As I have mentioned several times, one of the things I have most admired about the Jesus Seminar is that they have a commitment to bringing critical scholarship to non-professionals. Beyond their particular conclusions or methods as individuals or as a group, their commitment to educating the public should be praised by all.
These days, I find a great number of biblical scholars and Christian origins scholars blogging. As a minister, I thank you all for doing this. Here are a few blogs I check out on occasion.
Biblioblogs. This provides a list of some bibliobloggers as well as interviews with these blogging scholars. As far as particular bloggers I find interesting:
Mark Goodacre. He also keeps up New Testament Gateway, a resource for links to New Testament scholarship.
April DeConick. She writes about the other texts "the forbidden gospels." I especially enjoy her apocryphotes of the day.
Jim West. He blogs about all kinds of things including blogging about blogging. Check this essay in Bible and Interpretation. He keeps the amusing Guild of Biblical Minimalists.
NT Wrong. The mysterious Bishop Wrong is hilarious. He takes on the apologists among other wrong-headed ideas.
James McGrath. He also writes about a lot of different things, especially science and religion. His colleague at Butler is Michael Zimmerman, founder of Evolution Weekend.

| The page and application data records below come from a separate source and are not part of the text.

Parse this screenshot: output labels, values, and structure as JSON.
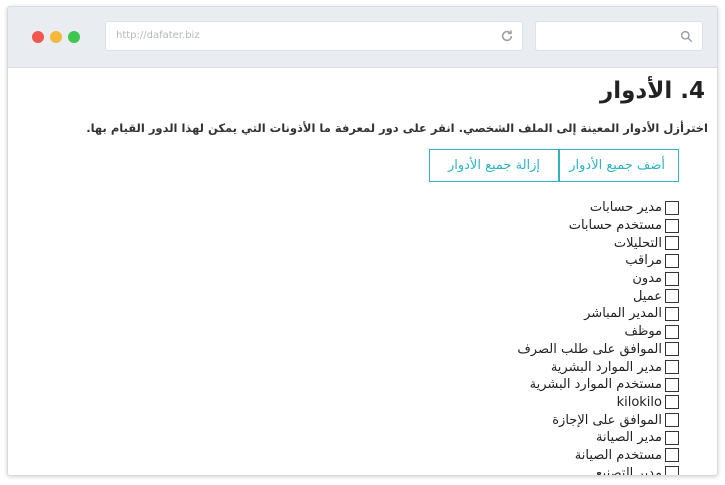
{
  "browser": {
    "url": "http://dafater.biz"
  },
  "page": {
    "title": "4. الأدوار",
    "description": "اخترأزل الأدوار المعينة إلى الملف الشخصي. انقر على دور لمعرفة ما الأذونات التي يمكن لهذا الدور القيام بها.",
    "add_all_label": "أضف جميع الأدوار",
    "remove_all_label": "إزالة جميع الأدوار"
  },
  "roles": [
    {
      "label": "مدير حسابات",
      "checked": false
    },
    {
      "label": "مستخدم حسابات",
      "checked": false
    },
    {
      "label": "التحليلات",
      "checked": false
    },
    {
      "label": "مراقب",
      "checked": false
    },
    {
      "label": "مدون",
      "checked": false
    },
    {
      "label": "عميل",
      "checked": false
    },
    {
      "label": "المدير المباشر",
      "checked": false
    },
    {
      "label": "موظف",
      "checked": false
    },
    {
      "label": "الموافق على طلب الصرف",
      "checked": false
    },
    {
      "label": "مدير الموارد البشرية",
      "checked": false
    },
    {
      "label": "مستخدم الموارد البشرية",
      "checked": false
    },
    {
      "label": "kilokilo",
      "checked": false
    },
    {
      "label": "الموافق على الإجازة",
      "checked": false
    },
    {
      "label": "مدير الصيانة",
      "checked": false
    },
    {
      "label": "مستخدم الصيانة",
      "checked": false
    },
    {
      "label": "مدير التصنيع",
      "checked": false
    }
  ],
  "colors": {
    "accent": "#2fb3c1",
    "close": "#f0584f",
    "minimize": "#f5b83a",
    "maximize": "#3fc64f"
  }
}
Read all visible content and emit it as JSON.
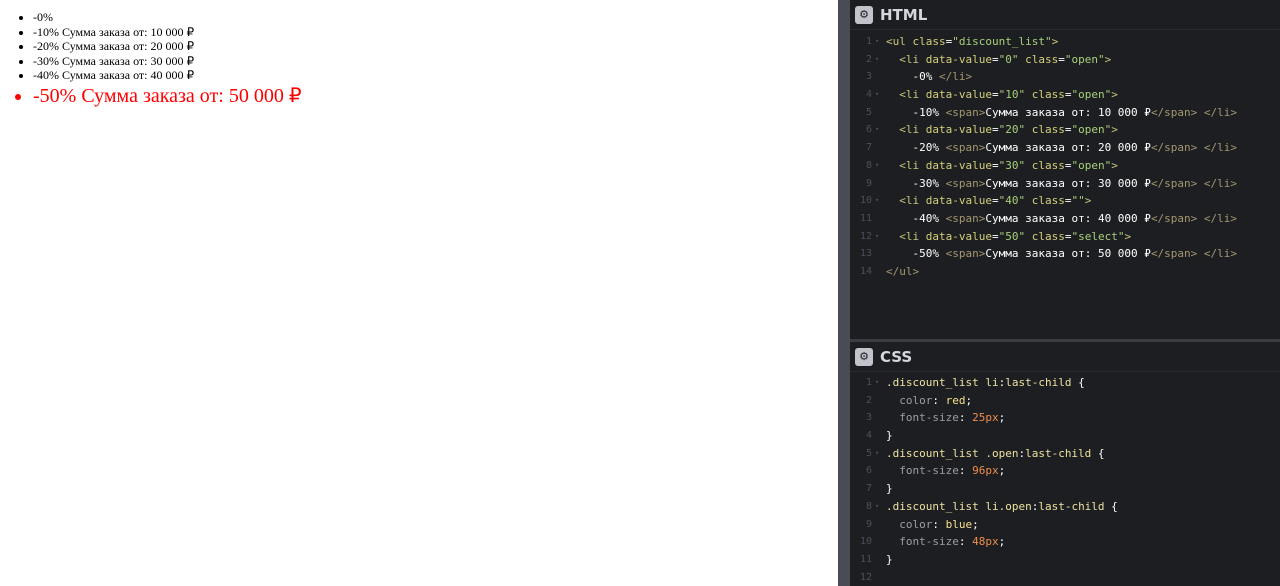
{
  "preview": {
    "items": [
      "-0%",
      "-10% Сумма заказа от: 10 000 ₽",
      "-20% Сумма заказа от: 20 000 ₽",
      "-30% Сумма заказа от: 30 000 ₽",
      "-40% Сумма заказа от: 40 000 ₽",
      "-50% Сумма заказа от: 50 000 ₽"
    ],
    "last_item_color": "#ff0000"
  },
  "html_panel": {
    "title": "HTML",
    "icon": "gear-icon",
    "lines": [
      {
        "n": "1",
        "parts": [
          [
            "tag",
            "<ul "
          ],
          [
            "attr",
            "class"
          ],
          [
            "punc",
            "="
          ],
          [
            "val",
            "\"discount_list\""
          ],
          [
            "tag",
            ">"
          ]
        ]
      },
      {
        "n": "2",
        "parts": [
          [
            "text",
            "  "
          ],
          [
            "tag",
            "<li "
          ],
          [
            "attr",
            "data-value"
          ],
          [
            "punc",
            "="
          ],
          [
            "val",
            "\"0\""
          ],
          [
            "text",
            " "
          ],
          [
            "attr",
            "class"
          ],
          [
            "punc",
            "="
          ],
          [
            "val",
            "\"open\""
          ],
          [
            "tag",
            ">"
          ]
        ]
      },
      {
        "n": "3",
        "parts": [
          [
            "text",
            "    -0% "
          ],
          [
            "close",
            "</li>"
          ]
        ]
      },
      {
        "n": "4",
        "parts": [
          [
            "text",
            "  "
          ],
          [
            "tag",
            "<li "
          ],
          [
            "attr",
            "data-value"
          ],
          [
            "punc",
            "="
          ],
          [
            "val",
            "\"10\""
          ],
          [
            "text",
            " "
          ],
          [
            "attr",
            "class"
          ],
          [
            "punc",
            "="
          ],
          [
            "val",
            "\"open\""
          ],
          [
            "tag",
            ">"
          ]
        ]
      },
      {
        "n": "5",
        "parts": [
          [
            "text",
            "    -10% "
          ],
          [
            "close",
            "<span>"
          ],
          [
            "text",
            "Сумма заказа от: 10 000 ₽"
          ],
          [
            "close",
            "</span>"
          ],
          [
            "text",
            " "
          ],
          [
            "close",
            "</li>"
          ]
        ]
      },
      {
        "n": "6",
        "parts": [
          [
            "text",
            "  "
          ],
          [
            "tag",
            "<li "
          ],
          [
            "attr",
            "data-value"
          ],
          [
            "punc",
            "="
          ],
          [
            "val",
            "\"20\""
          ],
          [
            "text",
            " "
          ],
          [
            "attr",
            "class"
          ],
          [
            "punc",
            "="
          ],
          [
            "val",
            "\"open\""
          ],
          [
            "tag",
            ">"
          ]
        ]
      },
      {
        "n": "7",
        "parts": [
          [
            "text",
            "    -20% "
          ],
          [
            "close",
            "<span>"
          ],
          [
            "text",
            "Сумма заказа от: 20 000 ₽"
          ],
          [
            "close",
            "</span>"
          ],
          [
            "text",
            " "
          ],
          [
            "close",
            "</li>"
          ]
        ]
      },
      {
        "n": "8",
        "parts": [
          [
            "text",
            "  "
          ],
          [
            "tag",
            "<li "
          ],
          [
            "attr",
            "data-value"
          ],
          [
            "punc",
            "="
          ],
          [
            "val",
            "\"30\""
          ],
          [
            "text",
            " "
          ],
          [
            "attr",
            "class"
          ],
          [
            "punc",
            "="
          ],
          [
            "val",
            "\"open\""
          ],
          [
            "tag",
            ">"
          ]
        ]
      },
      {
        "n": "9",
        "parts": [
          [
            "text",
            "    -30% "
          ],
          [
            "close",
            "<span>"
          ],
          [
            "text",
            "Сумма заказа от: 30 000 ₽"
          ],
          [
            "close",
            "</span>"
          ],
          [
            "text",
            " "
          ],
          [
            "close",
            "</li>"
          ]
        ]
      },
      {
        "n": "10",
        "parts": [
          [
            "text",
            "  "
          ],
          [
            "tag",
            "<li "
          ],
          [
            "attr",
            "data-value"
          ],
          [
            "punc",
            "="
          ],
          [
            "val",
            "\"40\""
          ],
          [
            "text",
            " "
          ],
          [
            "attr",
            "class"
          ],
          [
            "punc",
            "="
          ],
          [
            "val",
            "\"\""
          ],
          [
            "tag",
            ">"
          ]
        ]
      },
      {
        "n": "11",
        "parts": [
          [
            "text",
            "    -40% "
          ],
          [
            "close",
            "<span>"
          ],
          [
            "text",
            "Сумма заказа от: 40 000 ₽"
          ],
          [
            "close",
            "</span>"
          ],
          [
            "text",
            " "
          ],
          [
            "close",
            "</li>"
          ]
        ]
      },
      {
        "n": "12",
        "parts": [
          [
            "text",
            "  "
          ],
          [
            "tag",
            "<li "
          ],
          [
            "attr",
            "data-value"
          ],
          [
            "punc",
            "="
          ],
          [
            "val",
            "\"50\""
          ],
          [
            "text",
            " "
          ],
          [
            "attr",
            "class"
          ],
          [
            "punc",
            "="
          ],
          [
            "val",
            "\"select\""
          ],
          [
            "tag",
            ">"
          ]
        ]
      },
      {
        "n": "13",
        "parts": [
          [
            "text",
            "    -50% "
          ],
          [
            "close",
            "<span>"
          ],
          [
            "text",
            "Сумма заказа от: 50 000 ₽"
          ],
          [
            "close",
            "</span>"
          ],
          [
            "text",
            " "
          ],
          [
            "close",
            "</li>"
          ]
        ]
      },
      {
        "n": "14",
        "parts": [
          [
            "close",
            "</ul>"
          ]
        ]
      }
    ]
  },
  "css_panel": {
    "title": "CSS",
    "icon": "gear-icon",
    "lines": [
      {
        "n": "1",
        "parts": [
          [
            "sel",
            ".discount_list li"
          ],
          [
            "punc",
            ":"
          ],
          [
            "sel",
            "last-child"
          ],
          [
            "punc",
            " {"
          ]
        ]
      },
      {
        "n": "2",
        "parts": [
          [
            "text",
            "  "
          ],
          [
            "prop",
            "color"
          ],
          [
            "punc",
            ": "
          ],
          [
            "kw",
            "red"
          ],
          [
            "punc",
            ";"
          ]
        ]
      },
      {
        "n": "3",
        "parts": [
          [
            "text",
            "  "
          ],
          [
            "prop",
            "font-size"
          ],
          [
            "punc",
            ": "
          ],
          [
            "num",
            "25px"
          ],
          [
            "punc",
            ";"
          ]
        ]
      },
      {
        "n": "4",
        "parts": [
          [
            "punc",
            "}"
          ]
        ]
      },
      {
        "n": "5",
        "parts": [
          [
            "sel",
            ".discount_list .open"
          ],
          [
            "punc",
            ":"
          ],
          [
            "sel",
            "last-child"
          ],
          [
            "punc",
            " {"
          ]
        ]
      },
      {
        "n": "6",
        "parts": [
          [
            "text",
            "  "
          ],
          [
            "prop",
            "font-size"
          ],
          [
            "punc",
            ": "
          ],
          [
            "num",
            "96px"
          ],
          [
            "punc",
            ";"
          ]
        ]
      },
      {
        "n": "7",
        "parts": [
          [
            "punc",
            "}"
          ]
        ]
      },
      {
        "n": "8",
        "parts": [
          [
            "sel",
            ".discount_list li.open"
          ],
          [
            "punc",
            ":"
          ],
          [
            "sel",
            "last-child"
          ],
          [
            "punc",
            " {"
          ]
        ]
      },
      {
        "n": "9",
        "parts": [
          [
            "text",
            "  "
          ],
          [
            "prop",
            "color"
          ],
          [
            "punc",
            ": "
          ],
          [
            "kw",
            "blue"
          ],
          [
            "punc",
            ";"
          ]
        ]
      },
      {
        "n": "10",
        "parts": [
          [
            "text",
            "  "
          ],
          [
            "prop",
            "font-size"
          ],
          [
            "punc",
            ": "
          ],
          [
            "num",
            "48px"
          ],
          [
            "punc",
            ";"
          ]
        ]
      },
      {
        "n": "11",
        "parts": [
          [
            "punc",
            "}"
          ]
        ]
      },
      {
        "n": "12",
        "parts": []
      }
    ]
  }
}
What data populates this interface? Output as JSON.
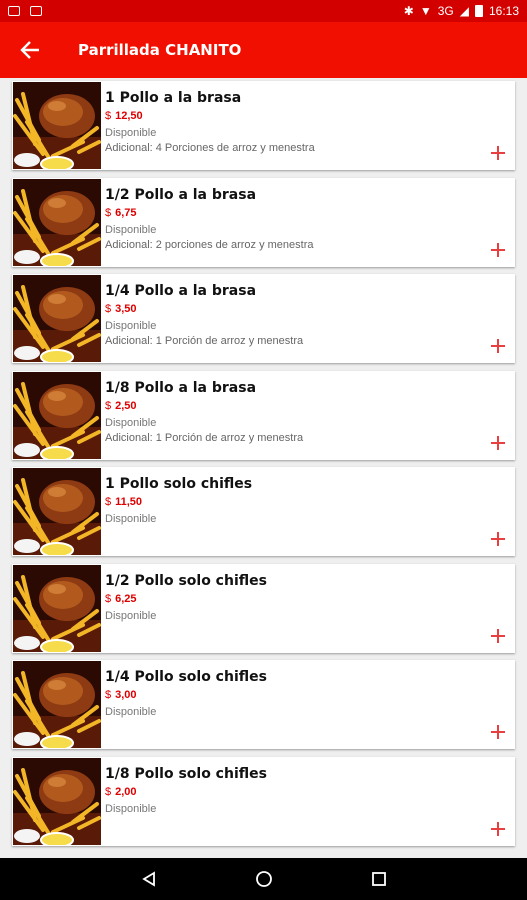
{
  "status_bar": {
    "time": "16:13",
    "network": "3G"
  },
  "header": {
    "title": "Parrillada CHANITO"
  },
  "colors": {
    "brand": "#f00f00",
    "status_bar": "#d30000",
    "price": "#dd0000",
    "add": "#e84040"
  },
  "currency_symbol": "$",
  "items": [
    {
      "name": "1 Pollo a la brasa",
      "price": "12,50",
      "status": "Disponible",
      "extra": "Adicional: 4 Porciones de arroz y menestra"
    },
    {
      "name": "1/2 Pollo a la brasa",
      "price": "6,75",
      "status": "Disponible",
      "extra": "Adicional: 2 porciones de arroz y menestra"
    },
    {
      "name": "1/4 Pollo a la brasa",
      "price": "3,50",
      "status": "Disponible",
      "extra": "Adicional: 1 Porción de arroz y menestra"
    },
    {
      "name": "1/8 Pollo a la brasa",
      "price": "2,50",
      "status": "Disponible",
      "extra": "Adicional: 1 Porción de arroz y menestra"
    },
    {
      "name": "1 Pollo solo chifles",
      "price": "11,50",
      "status": "Disponible",
      "extra": ""
    },
    {
      "name": "1/2 Pollo solo chifles",
      "price": "6,25",
      "status": "Disponible",
      "extra": ""
    },
    {
      "name": "1/4 Pollo solo chifles",
      "price": "3,00",
      "status": "Disponible",
      "extra": ""
    },
    {
      "name": "1/8 Pollo solo chifles",
      "price": "2,00",
      "status": "Disponible",
      "extra": ""
    }
  ],
  "icons": {
    "back": "arrow-left-icon",
    "add": "plus-icon",
    "nav_back": "triangle-back-icon",
    "nav_home": "circle-home-icon",
    "nav_recent": "square-recent-icon"
  }
}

James Crossley. He became my favorite when a Presbyterian colleague thought his book, Why Christianity Happened was too heretical to be published by our denomination's publishing house.
There are more than these who I haven't even checked out yet. This post is about blogs. But there are also a number of websites that are helpful in regards to biblical scholarship. I will link to some here and on my Bible and Jive blog.
Thanks you bibliobloggers! I appreciate ya!